▸ **WHAT YOU HAVE TO DO**:
Only the number is needed: count the lines below that hold the string "Courses".

Web page and app entries:
========================================================================

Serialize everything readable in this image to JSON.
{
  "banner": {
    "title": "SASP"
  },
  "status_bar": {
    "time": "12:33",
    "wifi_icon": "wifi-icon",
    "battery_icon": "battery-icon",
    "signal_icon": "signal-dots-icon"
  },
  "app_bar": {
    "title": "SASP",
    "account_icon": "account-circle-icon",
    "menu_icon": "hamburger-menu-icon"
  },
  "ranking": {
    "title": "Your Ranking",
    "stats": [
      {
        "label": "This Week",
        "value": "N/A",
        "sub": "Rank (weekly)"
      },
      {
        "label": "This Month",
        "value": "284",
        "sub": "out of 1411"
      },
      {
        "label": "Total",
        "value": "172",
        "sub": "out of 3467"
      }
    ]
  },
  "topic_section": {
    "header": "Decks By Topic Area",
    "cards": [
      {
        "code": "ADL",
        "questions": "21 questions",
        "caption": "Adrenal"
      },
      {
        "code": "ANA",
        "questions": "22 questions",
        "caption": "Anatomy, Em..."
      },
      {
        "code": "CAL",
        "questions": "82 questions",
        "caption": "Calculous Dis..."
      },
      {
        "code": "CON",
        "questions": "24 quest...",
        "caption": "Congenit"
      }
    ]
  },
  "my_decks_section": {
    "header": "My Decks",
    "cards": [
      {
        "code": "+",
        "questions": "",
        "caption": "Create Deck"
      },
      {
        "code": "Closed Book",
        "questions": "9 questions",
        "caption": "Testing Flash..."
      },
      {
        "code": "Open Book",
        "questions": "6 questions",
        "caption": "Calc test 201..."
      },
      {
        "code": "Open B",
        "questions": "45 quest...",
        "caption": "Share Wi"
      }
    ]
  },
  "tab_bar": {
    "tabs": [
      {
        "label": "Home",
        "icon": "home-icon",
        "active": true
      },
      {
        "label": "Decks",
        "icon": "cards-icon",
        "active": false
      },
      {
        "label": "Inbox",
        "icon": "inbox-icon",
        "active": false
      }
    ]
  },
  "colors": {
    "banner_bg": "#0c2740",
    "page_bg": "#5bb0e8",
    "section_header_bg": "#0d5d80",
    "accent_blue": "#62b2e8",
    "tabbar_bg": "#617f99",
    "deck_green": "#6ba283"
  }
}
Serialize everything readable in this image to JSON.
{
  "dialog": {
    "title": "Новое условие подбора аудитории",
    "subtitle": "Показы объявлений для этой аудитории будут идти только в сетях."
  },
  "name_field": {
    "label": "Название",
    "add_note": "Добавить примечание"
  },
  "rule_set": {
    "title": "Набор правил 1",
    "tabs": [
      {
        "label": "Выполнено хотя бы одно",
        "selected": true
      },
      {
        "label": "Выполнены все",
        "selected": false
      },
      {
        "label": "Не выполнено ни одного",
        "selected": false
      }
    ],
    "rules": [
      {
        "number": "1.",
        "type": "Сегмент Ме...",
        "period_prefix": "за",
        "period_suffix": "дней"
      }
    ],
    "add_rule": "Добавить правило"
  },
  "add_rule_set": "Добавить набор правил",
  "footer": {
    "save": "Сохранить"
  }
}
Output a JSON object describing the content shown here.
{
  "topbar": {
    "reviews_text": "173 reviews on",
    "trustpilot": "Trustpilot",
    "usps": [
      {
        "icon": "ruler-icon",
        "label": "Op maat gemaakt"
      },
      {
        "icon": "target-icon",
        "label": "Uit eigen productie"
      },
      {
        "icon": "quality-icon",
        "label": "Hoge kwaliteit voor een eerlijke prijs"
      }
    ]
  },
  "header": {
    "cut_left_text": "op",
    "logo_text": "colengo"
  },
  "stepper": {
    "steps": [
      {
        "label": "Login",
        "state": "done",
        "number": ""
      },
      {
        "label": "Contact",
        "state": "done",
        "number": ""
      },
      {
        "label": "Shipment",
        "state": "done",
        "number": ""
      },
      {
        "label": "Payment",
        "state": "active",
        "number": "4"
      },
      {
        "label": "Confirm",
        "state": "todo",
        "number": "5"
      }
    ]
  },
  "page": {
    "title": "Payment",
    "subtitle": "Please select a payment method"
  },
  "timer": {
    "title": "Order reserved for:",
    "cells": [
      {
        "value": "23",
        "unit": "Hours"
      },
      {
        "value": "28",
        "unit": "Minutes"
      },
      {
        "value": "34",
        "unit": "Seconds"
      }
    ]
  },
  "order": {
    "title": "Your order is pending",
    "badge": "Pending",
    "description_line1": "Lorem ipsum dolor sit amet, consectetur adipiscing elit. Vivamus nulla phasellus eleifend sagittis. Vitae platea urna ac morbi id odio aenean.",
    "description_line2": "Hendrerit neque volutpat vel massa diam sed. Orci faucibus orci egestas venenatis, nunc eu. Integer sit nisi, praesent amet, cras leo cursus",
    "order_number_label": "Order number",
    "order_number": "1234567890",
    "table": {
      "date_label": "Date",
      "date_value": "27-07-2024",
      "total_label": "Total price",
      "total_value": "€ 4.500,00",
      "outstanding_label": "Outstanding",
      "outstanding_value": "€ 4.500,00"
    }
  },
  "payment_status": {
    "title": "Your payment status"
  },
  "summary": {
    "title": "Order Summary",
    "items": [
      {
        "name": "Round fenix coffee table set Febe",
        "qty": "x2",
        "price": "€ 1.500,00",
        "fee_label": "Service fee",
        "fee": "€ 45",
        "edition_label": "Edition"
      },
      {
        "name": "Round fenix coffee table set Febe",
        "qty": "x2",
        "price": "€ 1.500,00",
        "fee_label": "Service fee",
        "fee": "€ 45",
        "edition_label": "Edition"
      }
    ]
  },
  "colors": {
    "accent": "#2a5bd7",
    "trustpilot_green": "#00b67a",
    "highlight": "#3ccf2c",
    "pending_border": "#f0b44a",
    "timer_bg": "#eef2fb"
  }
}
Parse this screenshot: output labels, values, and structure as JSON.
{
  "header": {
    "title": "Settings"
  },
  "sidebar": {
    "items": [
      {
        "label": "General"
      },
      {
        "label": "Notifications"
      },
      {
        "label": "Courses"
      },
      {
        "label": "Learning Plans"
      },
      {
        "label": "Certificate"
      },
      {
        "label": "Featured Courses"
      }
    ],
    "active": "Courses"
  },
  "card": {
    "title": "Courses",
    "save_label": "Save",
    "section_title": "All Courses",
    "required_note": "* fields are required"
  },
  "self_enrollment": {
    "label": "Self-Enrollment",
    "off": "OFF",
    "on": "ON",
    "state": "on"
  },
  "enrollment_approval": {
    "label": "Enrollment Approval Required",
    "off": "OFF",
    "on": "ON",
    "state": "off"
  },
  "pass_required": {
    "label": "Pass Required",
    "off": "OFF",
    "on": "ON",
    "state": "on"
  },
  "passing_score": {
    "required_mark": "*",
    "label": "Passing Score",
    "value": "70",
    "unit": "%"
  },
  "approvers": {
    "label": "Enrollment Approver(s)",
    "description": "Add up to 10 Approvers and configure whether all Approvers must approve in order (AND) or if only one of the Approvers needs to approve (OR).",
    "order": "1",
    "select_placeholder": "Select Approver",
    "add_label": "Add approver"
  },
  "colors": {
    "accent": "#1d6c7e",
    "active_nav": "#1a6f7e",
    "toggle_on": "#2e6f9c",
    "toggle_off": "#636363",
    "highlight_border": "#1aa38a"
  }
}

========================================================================

▸ **EXERCISE RESPONSE**:
5